### HOW TO COMPLETE THIS TASK:
The whole listing below should be printed again exactly, with no images.

### DATA IN THIS EXERCISE:
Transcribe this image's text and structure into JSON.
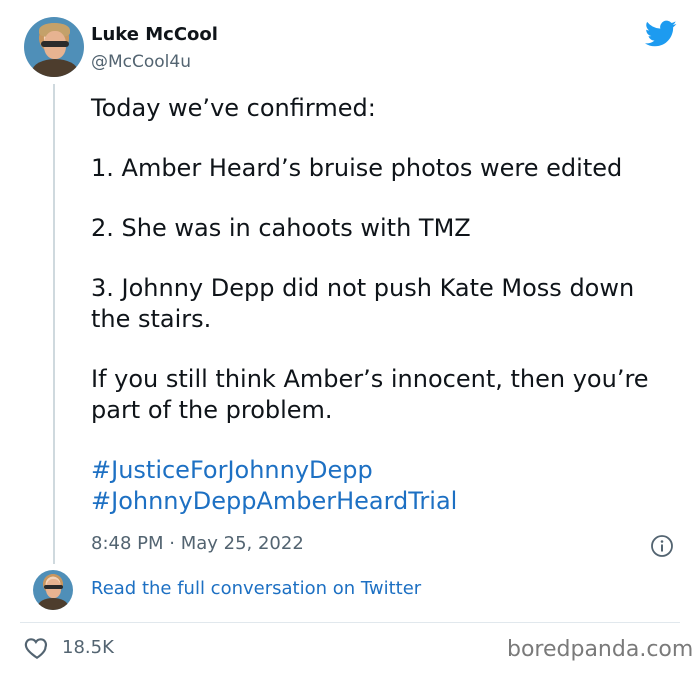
{
  "author": {
    "name": "Luke McCool",
    "handle": "@McCool4u"
  },
  "tweet": {
    "paragraphs": [
      "Today we’ve confirmed:",
      "1. Amber Heard’s bruise photos were edited",
      "2. She was in cahoots with TMZ",
      "3. Johnny Depp did not push Kate Moss down the stairs.",
      "If you still think Amber’s innocent, then you’re part of the problem."
    ],
    "hashtags": [
      "#JusticeForJohnnyDepp",
      "#JohnnyDeppAmberHeardTrial"
    ],
    "timestamp": "8:48 PM · May 25, 2022"
  },
  "footer": {
    "read_more": "Read the full conversation on Twitter",
    "likes": "18.5K"
  },
  "watermark": "boredpanda.com",
  "colors": {
    "link": "#1d70c3",
    "twitter_blue": "#1d9bf0",
    "secondary_text": "#536471"
  },
  "icons": {
    "brand": "twitter-bird-icon",
    "info": "info-icon",
    "like": "heart-icon"
  }
}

### WRITTEN ANSWER:
Transcribe this image's text and structure into JSON.
{
  "author": {
    "name": "Luke McCool",
    "handle": "@McCool4u"
  },
  "tweet": {
    "paragraphs": [
      "Today we’ve confirmed:",
      "1. Amber Heard’s bruise photos were edited",
      "2. She was in cahoots with TMZ",
      "3. Johnny Depp did not push Kate Moss down the stairs.",
      "If you still think Amber’s innocent, then you’re part of the problem."
    ],
    "hashtags": [
      "#JusticeForJohnnyDepp",
      "#JohnnyDeppAmberHeardTrial"
    ],
    "timestamp": "8:48 PM · May 25, 2022"
  },
  "footer": {
    "read_more": "Read the full conversation on Twitter",
    "likes": "18.5K"
  },
  "watermark": "boredpanda.com",
  "colors": {
    "link": "#1d70c3",
    "twitter_blue": "#1d9bf0",
    "secondary_text": "#536471"
  },
  "icons": {
    "brand": "twitter-bird-icon",
    "info": "info-icon",
    "like": "heart-icon"
  }
}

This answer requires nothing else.